2004 Research Grant Recipient - Lanna Campbell
Pine Marten protector
Analyzing dead and dying trees in Newfoundland’s only remaining old-growth forest
wouldn’t be quite as engaging if it didn’t have the potential to save the pine
Lanna Campbell, a geography and environmental studies student at New Brunswick’s Mount
Allison University, is one of this year’s recipients of The Royal Canadian Geographical
Society’s research grants. She studied forests in the Main River watershed, at the
southern part of the northern peninsula, with the marten’s welfare in mind.
Pine Marten (Photo: Art Wolfe/Photo Researchers)
The Newfoundland pine marten (Martes americana atrata), a small weasel-like mammal, is considered
a threatened species on the island. Although some fall prey to trappers, habitat loss from

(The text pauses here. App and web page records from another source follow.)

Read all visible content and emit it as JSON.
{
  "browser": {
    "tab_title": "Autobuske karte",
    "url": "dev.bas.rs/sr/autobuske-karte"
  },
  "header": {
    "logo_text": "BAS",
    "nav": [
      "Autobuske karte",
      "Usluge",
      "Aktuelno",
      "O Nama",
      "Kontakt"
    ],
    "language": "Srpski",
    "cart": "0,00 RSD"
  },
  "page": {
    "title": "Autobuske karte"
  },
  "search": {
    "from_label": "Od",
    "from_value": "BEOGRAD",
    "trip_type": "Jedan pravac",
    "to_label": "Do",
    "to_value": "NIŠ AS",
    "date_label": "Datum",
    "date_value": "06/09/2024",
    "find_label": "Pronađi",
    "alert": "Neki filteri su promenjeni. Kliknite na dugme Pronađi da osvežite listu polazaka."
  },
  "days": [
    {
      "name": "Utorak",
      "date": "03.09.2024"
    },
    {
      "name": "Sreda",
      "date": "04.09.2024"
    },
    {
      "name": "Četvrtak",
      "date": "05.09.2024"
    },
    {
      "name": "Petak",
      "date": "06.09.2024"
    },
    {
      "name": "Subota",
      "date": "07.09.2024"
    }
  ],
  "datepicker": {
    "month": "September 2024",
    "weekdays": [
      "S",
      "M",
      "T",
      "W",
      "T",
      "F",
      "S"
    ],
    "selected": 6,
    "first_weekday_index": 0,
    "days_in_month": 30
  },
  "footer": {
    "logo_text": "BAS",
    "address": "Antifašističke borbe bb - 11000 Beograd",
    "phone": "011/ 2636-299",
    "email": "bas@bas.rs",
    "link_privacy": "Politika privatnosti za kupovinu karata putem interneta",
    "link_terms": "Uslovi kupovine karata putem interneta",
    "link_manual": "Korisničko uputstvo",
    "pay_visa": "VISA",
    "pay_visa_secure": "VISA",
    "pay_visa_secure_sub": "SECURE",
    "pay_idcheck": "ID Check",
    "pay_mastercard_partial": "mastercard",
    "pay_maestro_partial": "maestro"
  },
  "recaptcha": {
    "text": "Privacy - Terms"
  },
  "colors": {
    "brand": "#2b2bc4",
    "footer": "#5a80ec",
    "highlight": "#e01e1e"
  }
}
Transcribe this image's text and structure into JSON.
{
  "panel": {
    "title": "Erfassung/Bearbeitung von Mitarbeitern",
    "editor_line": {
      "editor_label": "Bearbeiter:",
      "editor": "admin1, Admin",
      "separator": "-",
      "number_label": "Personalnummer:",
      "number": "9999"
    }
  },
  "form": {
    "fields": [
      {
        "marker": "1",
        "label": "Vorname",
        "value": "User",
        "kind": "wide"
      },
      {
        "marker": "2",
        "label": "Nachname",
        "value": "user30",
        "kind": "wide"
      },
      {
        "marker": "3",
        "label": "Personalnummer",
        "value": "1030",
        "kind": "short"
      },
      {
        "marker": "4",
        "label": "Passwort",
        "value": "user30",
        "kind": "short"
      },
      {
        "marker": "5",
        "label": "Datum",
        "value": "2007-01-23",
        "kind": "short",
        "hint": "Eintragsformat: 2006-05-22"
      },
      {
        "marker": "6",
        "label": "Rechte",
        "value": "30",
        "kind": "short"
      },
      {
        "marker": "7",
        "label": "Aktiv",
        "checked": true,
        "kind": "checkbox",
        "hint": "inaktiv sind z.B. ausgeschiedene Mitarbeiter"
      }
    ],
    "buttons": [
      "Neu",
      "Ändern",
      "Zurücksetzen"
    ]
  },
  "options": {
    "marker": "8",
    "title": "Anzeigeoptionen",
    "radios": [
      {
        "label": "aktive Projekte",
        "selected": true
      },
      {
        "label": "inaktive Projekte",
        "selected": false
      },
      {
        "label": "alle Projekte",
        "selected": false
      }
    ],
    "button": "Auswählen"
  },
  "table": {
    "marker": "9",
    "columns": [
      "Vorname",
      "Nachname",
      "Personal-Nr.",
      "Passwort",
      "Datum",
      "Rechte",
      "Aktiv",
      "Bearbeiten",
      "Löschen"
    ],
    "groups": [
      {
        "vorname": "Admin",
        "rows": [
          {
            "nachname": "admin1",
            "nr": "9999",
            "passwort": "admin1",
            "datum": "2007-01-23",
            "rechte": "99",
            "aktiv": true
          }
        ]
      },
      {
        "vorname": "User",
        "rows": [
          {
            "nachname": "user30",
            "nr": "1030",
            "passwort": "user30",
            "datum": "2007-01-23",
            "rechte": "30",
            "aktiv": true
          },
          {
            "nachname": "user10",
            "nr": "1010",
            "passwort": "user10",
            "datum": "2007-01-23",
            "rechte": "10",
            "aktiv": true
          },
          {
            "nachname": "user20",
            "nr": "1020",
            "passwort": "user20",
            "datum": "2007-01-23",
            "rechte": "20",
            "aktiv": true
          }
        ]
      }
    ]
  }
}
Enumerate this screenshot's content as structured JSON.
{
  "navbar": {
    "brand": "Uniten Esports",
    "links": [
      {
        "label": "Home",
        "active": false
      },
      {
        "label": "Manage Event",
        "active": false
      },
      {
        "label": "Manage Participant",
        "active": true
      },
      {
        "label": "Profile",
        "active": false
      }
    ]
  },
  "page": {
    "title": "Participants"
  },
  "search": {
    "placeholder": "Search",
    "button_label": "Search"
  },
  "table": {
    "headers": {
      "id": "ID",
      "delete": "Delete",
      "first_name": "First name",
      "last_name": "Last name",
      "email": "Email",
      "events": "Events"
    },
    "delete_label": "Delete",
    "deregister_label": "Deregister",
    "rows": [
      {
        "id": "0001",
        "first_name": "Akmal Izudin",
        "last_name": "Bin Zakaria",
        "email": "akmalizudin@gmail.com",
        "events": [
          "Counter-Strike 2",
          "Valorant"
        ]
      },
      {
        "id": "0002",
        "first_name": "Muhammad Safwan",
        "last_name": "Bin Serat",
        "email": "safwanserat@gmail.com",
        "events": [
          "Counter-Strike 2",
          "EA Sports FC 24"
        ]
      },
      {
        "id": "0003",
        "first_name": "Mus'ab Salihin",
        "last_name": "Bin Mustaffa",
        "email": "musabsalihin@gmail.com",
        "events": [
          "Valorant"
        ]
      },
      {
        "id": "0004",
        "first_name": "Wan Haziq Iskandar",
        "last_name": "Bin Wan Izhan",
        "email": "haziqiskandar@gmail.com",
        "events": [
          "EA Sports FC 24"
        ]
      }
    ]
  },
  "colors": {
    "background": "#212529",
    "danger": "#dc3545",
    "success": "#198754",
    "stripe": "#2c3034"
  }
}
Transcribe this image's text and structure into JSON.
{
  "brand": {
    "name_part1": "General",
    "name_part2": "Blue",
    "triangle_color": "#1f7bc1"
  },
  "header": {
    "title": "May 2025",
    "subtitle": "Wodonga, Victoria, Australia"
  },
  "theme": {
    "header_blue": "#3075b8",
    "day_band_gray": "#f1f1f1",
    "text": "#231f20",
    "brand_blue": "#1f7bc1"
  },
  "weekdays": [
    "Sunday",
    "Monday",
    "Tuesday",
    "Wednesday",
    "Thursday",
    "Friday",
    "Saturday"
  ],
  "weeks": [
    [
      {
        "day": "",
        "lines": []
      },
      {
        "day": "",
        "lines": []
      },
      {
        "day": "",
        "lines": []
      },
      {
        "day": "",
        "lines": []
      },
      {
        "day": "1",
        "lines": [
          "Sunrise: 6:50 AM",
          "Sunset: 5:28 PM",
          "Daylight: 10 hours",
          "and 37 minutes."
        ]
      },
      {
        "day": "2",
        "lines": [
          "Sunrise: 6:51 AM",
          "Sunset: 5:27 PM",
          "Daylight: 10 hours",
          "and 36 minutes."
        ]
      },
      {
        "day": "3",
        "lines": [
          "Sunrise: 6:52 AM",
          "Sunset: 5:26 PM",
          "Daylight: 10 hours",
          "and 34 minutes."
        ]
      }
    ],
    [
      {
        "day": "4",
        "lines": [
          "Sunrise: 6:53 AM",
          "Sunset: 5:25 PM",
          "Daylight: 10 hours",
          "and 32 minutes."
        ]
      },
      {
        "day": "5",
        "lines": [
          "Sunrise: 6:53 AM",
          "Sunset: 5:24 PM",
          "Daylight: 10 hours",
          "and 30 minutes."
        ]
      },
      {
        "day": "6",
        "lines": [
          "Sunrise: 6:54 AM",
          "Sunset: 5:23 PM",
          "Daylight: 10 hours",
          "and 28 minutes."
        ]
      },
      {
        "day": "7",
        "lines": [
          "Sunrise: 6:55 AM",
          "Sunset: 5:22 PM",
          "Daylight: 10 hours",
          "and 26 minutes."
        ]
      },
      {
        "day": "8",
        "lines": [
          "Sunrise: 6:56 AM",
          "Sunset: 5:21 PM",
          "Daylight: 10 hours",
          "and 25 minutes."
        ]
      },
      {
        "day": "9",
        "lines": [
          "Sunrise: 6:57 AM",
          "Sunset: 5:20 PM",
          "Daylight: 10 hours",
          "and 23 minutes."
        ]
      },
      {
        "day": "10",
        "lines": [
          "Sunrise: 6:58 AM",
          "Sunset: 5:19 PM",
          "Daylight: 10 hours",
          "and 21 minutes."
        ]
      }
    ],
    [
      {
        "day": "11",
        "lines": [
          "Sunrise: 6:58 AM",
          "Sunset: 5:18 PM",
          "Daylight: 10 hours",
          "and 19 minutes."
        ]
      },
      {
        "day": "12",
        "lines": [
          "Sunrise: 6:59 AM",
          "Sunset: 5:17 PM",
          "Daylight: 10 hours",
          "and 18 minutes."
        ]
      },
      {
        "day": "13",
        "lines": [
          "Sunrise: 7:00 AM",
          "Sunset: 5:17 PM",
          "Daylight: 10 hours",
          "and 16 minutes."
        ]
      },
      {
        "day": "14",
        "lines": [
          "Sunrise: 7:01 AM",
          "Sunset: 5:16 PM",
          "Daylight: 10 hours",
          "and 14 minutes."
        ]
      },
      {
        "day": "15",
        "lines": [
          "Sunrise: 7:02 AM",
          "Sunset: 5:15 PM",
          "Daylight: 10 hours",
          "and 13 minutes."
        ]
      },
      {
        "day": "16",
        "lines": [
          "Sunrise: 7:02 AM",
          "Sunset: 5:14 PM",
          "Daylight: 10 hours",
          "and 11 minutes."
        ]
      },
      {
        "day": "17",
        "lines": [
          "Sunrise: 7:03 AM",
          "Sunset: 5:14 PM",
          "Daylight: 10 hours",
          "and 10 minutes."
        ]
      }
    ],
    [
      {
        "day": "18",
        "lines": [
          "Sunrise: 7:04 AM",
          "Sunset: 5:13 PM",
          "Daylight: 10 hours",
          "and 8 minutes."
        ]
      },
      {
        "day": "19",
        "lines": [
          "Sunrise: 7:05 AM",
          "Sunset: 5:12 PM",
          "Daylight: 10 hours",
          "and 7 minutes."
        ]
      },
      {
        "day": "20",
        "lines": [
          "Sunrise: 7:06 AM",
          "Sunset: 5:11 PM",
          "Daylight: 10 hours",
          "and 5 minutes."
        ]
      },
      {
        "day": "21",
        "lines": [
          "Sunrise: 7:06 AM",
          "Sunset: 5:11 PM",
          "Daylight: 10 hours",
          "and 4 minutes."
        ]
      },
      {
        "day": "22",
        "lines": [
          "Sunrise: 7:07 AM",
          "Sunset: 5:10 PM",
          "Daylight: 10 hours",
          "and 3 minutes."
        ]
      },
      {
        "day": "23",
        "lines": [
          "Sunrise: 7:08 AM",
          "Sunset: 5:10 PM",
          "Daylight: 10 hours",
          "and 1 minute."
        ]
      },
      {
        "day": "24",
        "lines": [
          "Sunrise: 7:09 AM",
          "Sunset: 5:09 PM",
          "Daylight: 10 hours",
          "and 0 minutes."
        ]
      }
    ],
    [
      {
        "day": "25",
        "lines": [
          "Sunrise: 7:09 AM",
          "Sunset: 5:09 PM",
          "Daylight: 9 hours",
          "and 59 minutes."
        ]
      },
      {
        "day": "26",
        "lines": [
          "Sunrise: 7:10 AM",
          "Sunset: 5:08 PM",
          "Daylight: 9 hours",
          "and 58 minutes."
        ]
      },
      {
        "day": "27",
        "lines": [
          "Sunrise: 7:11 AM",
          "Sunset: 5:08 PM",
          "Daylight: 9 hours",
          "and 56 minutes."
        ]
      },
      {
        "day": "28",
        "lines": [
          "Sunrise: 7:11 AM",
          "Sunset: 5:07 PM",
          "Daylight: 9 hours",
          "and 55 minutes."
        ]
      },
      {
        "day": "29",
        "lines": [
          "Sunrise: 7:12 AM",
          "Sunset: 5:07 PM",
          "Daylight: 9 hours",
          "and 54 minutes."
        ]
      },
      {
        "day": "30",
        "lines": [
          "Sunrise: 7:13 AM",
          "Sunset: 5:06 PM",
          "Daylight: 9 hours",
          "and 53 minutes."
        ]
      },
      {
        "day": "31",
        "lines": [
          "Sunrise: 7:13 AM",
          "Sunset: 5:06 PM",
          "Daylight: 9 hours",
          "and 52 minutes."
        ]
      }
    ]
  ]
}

forestry is primarily to blame for its decline.
Last summer, Campbell analyzed cores from felled trees to determine their age and the time
since their death. Martens survive in the area, feeding mostly on voles and mice, which tend
to live in decaying trees.
“My research will tell us how long the structures on the forest floor have been there,” says
Campbell, a component of the pine marten habitat that is often overlooked but critical to
Although she collected core samples and wood slices, Campbell hopes her data will help the
province develop a method of visual analysis for estimating the age of a forest just by looking
at its deadwood. This kind of system, used in the Pacific Northwest of the United States,
would be a first for Newfoundland — and potentially help save the Newfoundland pine
— Jacques Krzepkowski